b. Engineering Ethics
In this section, we will discuss engineering ethics for two purposes. One purpose is to use engineering ethics as a case study in professional ethics. More importantly, the second purpose is to give the reader some idea of some of the ethical issues involved in engineering as a practice. One way to approach engineering ethics is by first thinking of it as a profession, and then given its features as a profession, examine ethical issues according to those features. So, for example, given that...
This section is an oddity, but due to space limitations, is the best way to structure an article like this. First of all, take something like “social ethics”. In some sense, all ethics is social, as it deals with human beings and other social creatures.

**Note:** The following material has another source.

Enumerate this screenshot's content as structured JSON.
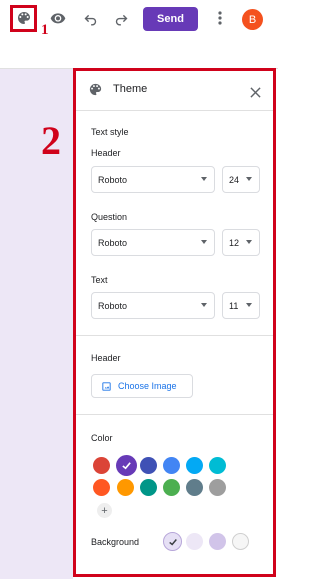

Nevertheless, some people think that certain moral issues apply only to our private lives while we are behind closed doors. For example, is masturbation morally wrong? Or, is homosexual sex morally wrong? One way such questions are viewed is that, in a sense, they are not simple private questions, but inherently social. For example with homosexual sex, since sex is also a public phenomenon in some way, and sense the expression of sexual orientation is certainly public, there is definitely a way of understanding even this issue as public and therefore social. Perhaps the main point that needs to be emphasized is that when I say social I mean those issues that need to be understood obviously in a public, social way, and which cannot be...
One might still worry about the status of applied ethics for the reason that it is not quite clear what the methodology/formula is for determining the permissibility of any given action/practice. Such a worry is justified, indeed. The reason for the justification of skepticism here is that there are multiple approaches to determining the permissibility of actions/practices. One such approach is very much top-down. The approach starts with a normative theory, where actions are determined by a single principle dictating the permissibility/impermissibility (rightness/wrongness) of actions/practices. The idea is that you start with something like utilitarianism (permissible just in case it maximizes overall goodness), Kantianism (permissible just in case it does not violate imperatives of rationality or respecting persons), or virtue theory (permissible just in case it abides with what the ideally virtuous person would do). From there, you get results of permissibility or impermissibili...Allhoff, Fritz, and Vaidya, Anand J. “Business in Ethical Focus”. (2008), Broadview.Andrews, Kristen. “The First Step in Case for Great Ape Equality: The Argument for Other Minds.” (1996), Etica and Animali.Beauchamp, Tom, and Bowie, Norman. “Ethical Theory and Business.” (1983), Prentice-Hall.Boylan, Michael. “A Just Society.” (2004), Lanham, MD: Rowman & Littlefield.
Jul 03, 2019 · Here are a couple of examples which should help make the difference between descriptive, normative and analytic ethics even clearer. 1. Descriptive: Different societies have different moral standards. 2. Normative: This action is wrong in this society, but it is right in another. 3.